Mothers with sore nipples often want to space feedings out as long as possible, and that’s definitely understandable! If something causes you pain, you want to do it infrequently. However, a very hungry baby isn’t going to have much patience, and may try to grab at your nipple, causing more pain. Feeding the baby as soon as he seems hungry will make it easier to work on getting a good latch every time.
Remember that not all sore nipples are caused by latch problems (although the majority are)
Some other possible causes: thrush (a yeast infection on the skin of the nipple, which can also be inside the baby’s mouth); a bacterial infection on the nipple or in the milk ducts; a nipple bleb, which looks like a tiny white blister on the end of the nipple; Raynaud’s syndrome, which is a condition where the nipple turns white after a feeding and hurts as the blood flows back in. If you suspect any of these (or some other issue) might be the problem, check with your doctor or a lactation consultant for treatment recommendations.
Check for tongue-tie in baby
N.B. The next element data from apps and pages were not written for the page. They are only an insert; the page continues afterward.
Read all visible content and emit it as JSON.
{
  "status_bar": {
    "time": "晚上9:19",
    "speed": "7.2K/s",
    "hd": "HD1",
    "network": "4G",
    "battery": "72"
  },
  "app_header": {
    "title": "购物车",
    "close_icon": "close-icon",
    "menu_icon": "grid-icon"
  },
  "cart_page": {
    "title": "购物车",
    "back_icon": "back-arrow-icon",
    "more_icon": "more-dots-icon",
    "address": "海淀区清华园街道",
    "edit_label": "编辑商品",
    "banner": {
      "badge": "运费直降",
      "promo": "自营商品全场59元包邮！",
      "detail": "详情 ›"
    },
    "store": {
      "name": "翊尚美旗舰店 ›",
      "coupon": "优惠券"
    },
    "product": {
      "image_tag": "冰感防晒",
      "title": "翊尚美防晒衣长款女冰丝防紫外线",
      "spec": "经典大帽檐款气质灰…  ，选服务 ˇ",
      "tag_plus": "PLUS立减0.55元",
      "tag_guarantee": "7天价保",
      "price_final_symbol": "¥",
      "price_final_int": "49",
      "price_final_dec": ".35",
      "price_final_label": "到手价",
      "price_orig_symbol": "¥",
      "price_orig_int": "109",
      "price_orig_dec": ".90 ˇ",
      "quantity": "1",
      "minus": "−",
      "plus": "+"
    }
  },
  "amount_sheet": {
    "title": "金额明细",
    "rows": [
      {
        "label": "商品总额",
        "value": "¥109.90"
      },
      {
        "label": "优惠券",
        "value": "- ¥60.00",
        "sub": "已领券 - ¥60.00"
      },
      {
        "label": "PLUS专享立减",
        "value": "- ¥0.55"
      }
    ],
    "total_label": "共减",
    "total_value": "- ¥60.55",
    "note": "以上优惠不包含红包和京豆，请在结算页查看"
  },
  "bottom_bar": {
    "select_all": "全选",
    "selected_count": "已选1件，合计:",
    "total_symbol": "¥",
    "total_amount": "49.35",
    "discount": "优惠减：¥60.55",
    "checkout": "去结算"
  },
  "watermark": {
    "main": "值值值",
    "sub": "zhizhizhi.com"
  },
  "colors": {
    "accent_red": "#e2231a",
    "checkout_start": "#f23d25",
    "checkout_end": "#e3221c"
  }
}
A baby with a tongue-tie isn’t able to lift his tongue or move it forward normally and this means she can’t use it to help extract milk from the breast. Instead the baby will push the nipple up with her tongue, pressing it against her hard palate as she sucks and often causing a lot of pain and damage. Look to see if your baby sticks her tongue out past her bottom lip and if she lifts her tongue to the roof of her mouth when crying. If she seems unable to make these movements, consult with your doctor. A medical professional can clip the membrane that restricts the tongue’s movement, which can make a big difference.
Use nipple shields cautiously, if at all
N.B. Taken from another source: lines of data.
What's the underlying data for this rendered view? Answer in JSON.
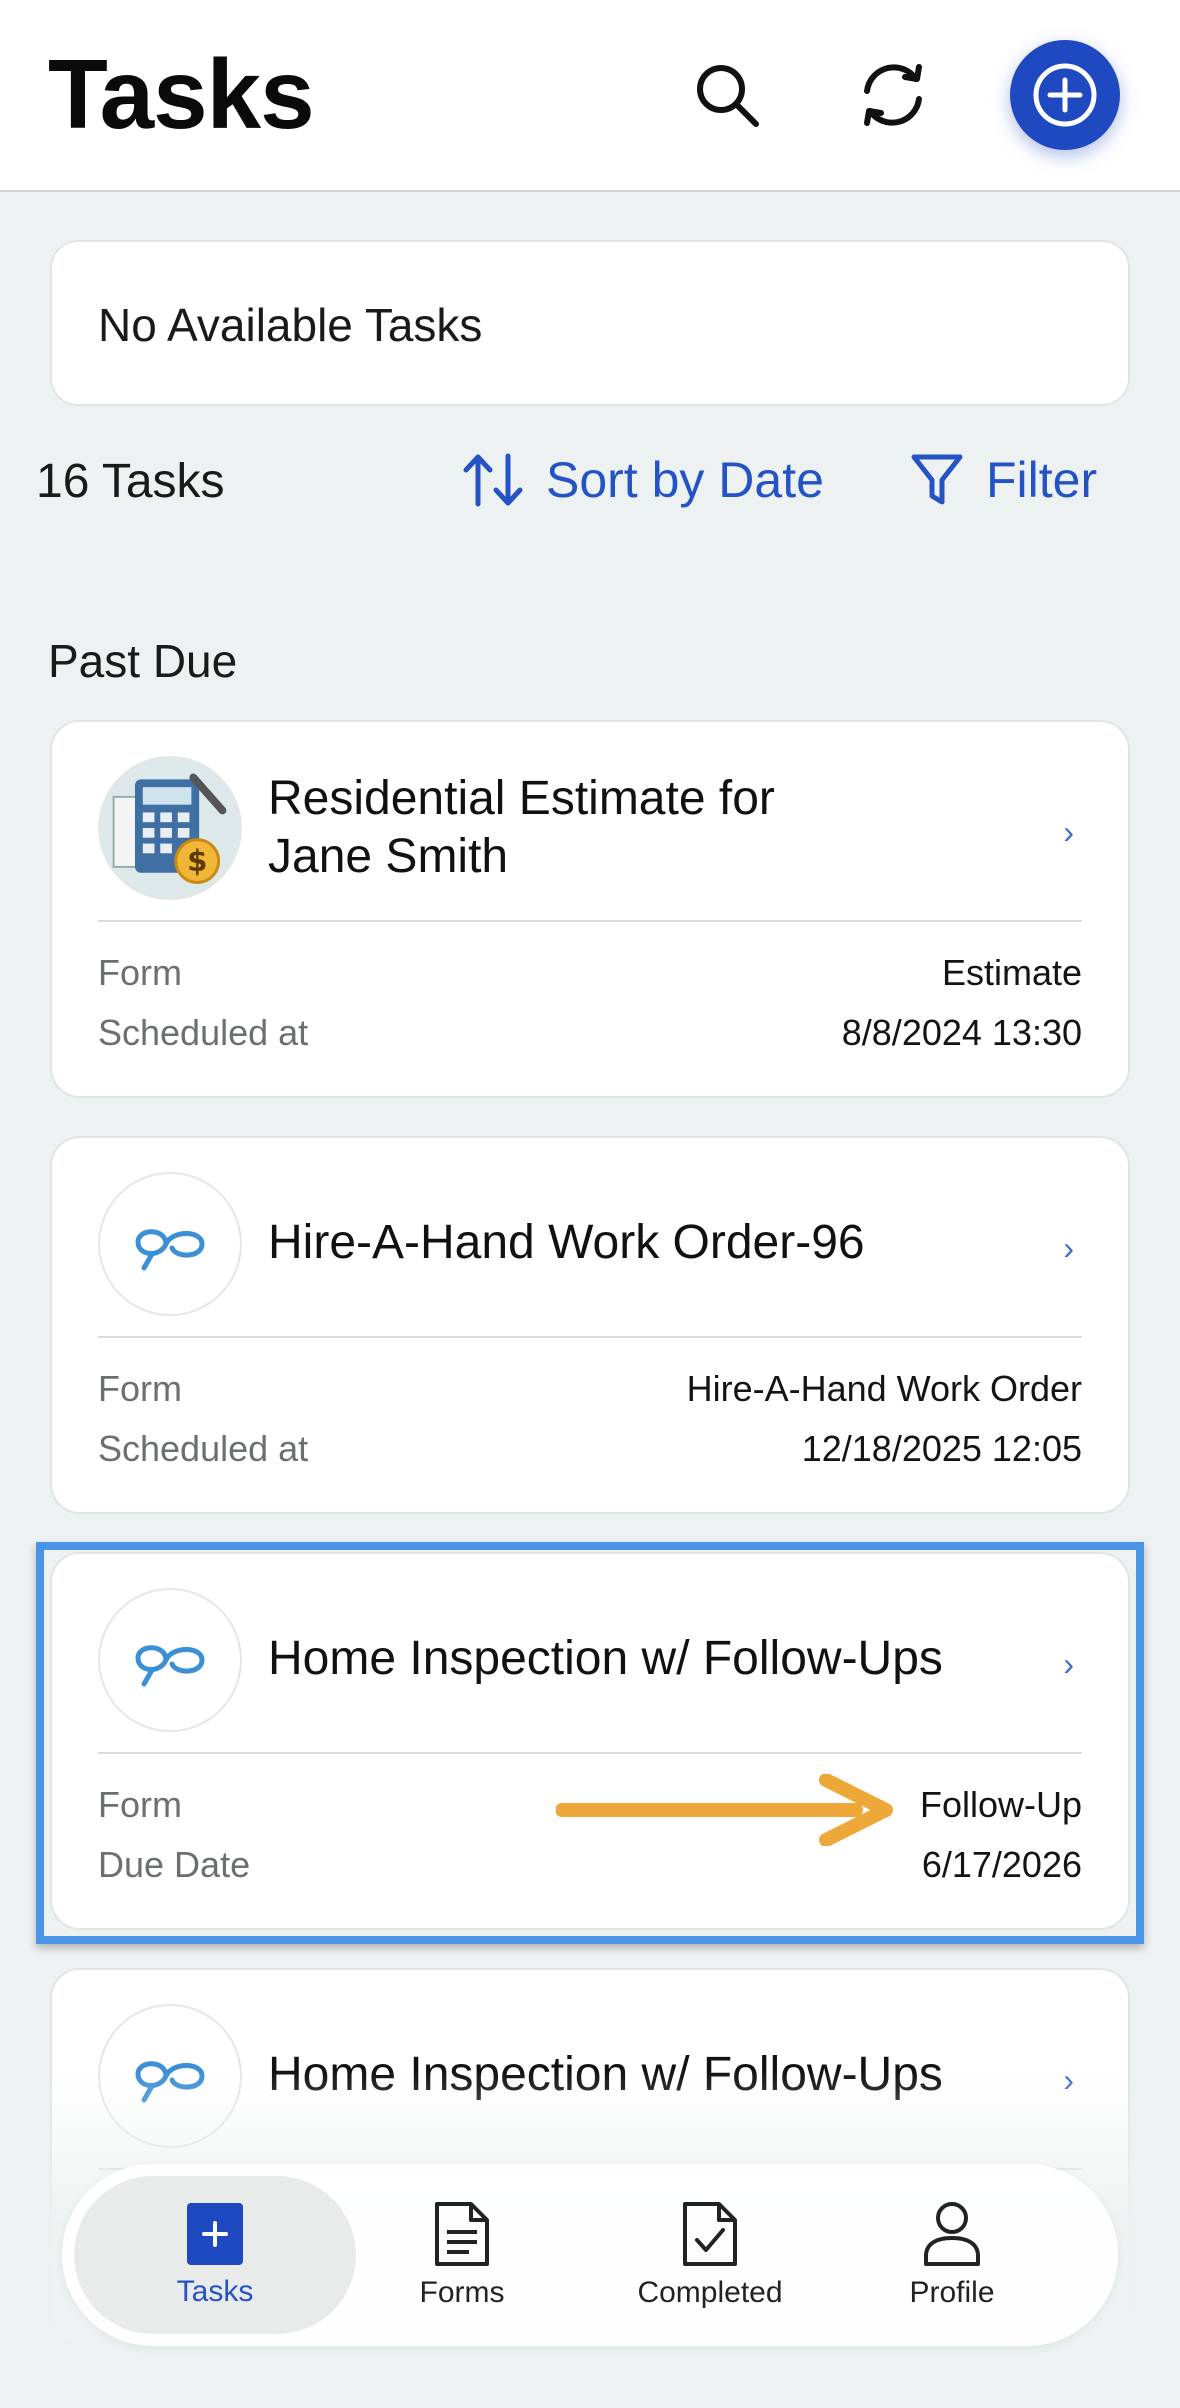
{
  "header": {
    "title": "Tasks"
  },
  "banner": {
    "text": "No Available Tasks"
  },
  "toolbar": {
    "count": "16 Tasks",
    "sort_label": "Sort by Date",
    "filter_label": "Filter"
  },
  "section": {
    "title": "Past Due"
  },
  "cards": [
    {
      "title_line1": "Residential Estimate for",
      "title_line2": "Jane Smith",
      "label1": "Form",
      "value1": "Estimate",
      "label2": "Scheduled at",
      "value2": "8/8/2024 13:30",
      "icon": "calculator-icon"
    },
    {
      "title": "Hire-A-Hand Work Order-96",
      "label1": "Form",
      "value1": "Hire-A-Hand Work Order",
      "label2": "Scheduled at",
      "value2": "12/18/2025 12:05",
      "icon": "form-logo-icon"
    },
    {
      "title": "Home Inspection w/ Follow-Ups",
      "label1": "Form",
      "value1": "Follow-Up",
      "label2": "Due Date",
      "value2": "6/17/2026",
      "icon": "form-logo-icon"
    },
    {
      "title": "Home Inspection w/ Follow-Ups",
      "icon": "form-logo-icon"
    }
  ],
  "chevron": "›",
  "tabs": [
    {
      "label": "Tasks",
      "icon": "tasks-icon",
      "active": true
    },
    {
      "label": "Forms",
      "icon": "document-icon"
    },
    {
      "label": "Completed",
      "icon": "completed-icon"
    },
    {
      "label": "Profile",
      "icon": "person-icon"
    }
  ],
  "colors": {
    "accent": "#2353c5",
    "highlight": "#4a94e8",
    "arrow": "#eea83a",
    "add_button": "#1f49c0"
  }
}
Nipple shields are often recommended to protect sore nipples during feedings, but they can sometimes cause more problems than they solve. Nipple shields look like bottle nipples made out of very thin silicone and are placed over the mother’s nipples before the baby latches on. However, often the baby doesn’t latch well onto the shield, the nipple continues to be damaged and the different shape and feel may lead to the baby having difficulty in breastfeeding without it. If other things haven’t worked, though, it may be worth giving it a try with the help of a La Leche League Leader or lactation consultant.
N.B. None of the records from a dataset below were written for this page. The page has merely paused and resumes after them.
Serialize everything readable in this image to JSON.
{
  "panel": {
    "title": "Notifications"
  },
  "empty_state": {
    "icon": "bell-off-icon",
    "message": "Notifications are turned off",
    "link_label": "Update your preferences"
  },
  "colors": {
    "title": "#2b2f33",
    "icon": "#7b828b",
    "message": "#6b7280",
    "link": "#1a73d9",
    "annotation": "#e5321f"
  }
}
Use your milk to heal cracked, bleeding or blistered nipples
Express a little milk onto the nipple and let it air-dry there. Be cautious about using lanolin or other creams; if you do have some thrush present, these creams can encourage it to grow. A prescription ointment (such as Dr. Jack Newman’s All-Purpose Nipple Ointment) with ingredients to fight bacterial and yeast infections can help you heal as well. You can also take over-the-counter painkillers. Another option is to apply an ice pack just before you feed the baby to temporarily numb the nipple as you latch the baby on. One piece of good news: breastfeeding nipples generally heal very quickly once the cause of the damage (such as a latch problem) is resolved.
Air those nipples out
If your nipples are sore and damaged, you may find that anything touching them makes them hurt even more. You can use breast shells (donut shaped plastic items with a dome top; you put your nipple in the middle of the donut hole and the dome protects it from contact) to protect them from being touched by your bra. As much as possible, expose the nipples to the air so they will stay dry and heal.
Seek out help!
Many people think it’s normal for breastfeeding to be painful, at least in the beginning. It’s not. If these tips haven’t helped you resolve the problem, seek out a breastfeeding expert who can look at your particular situation and give you some suggestions. Often a mother with sore nipples will have more than one problem (for example, you may have started off with a poor latch, developed a bacterial infection, and have Raynaud’s syndrome as well, triggered by the trauma to the nipple) so you may have to work through each one before the feedings become pain-free.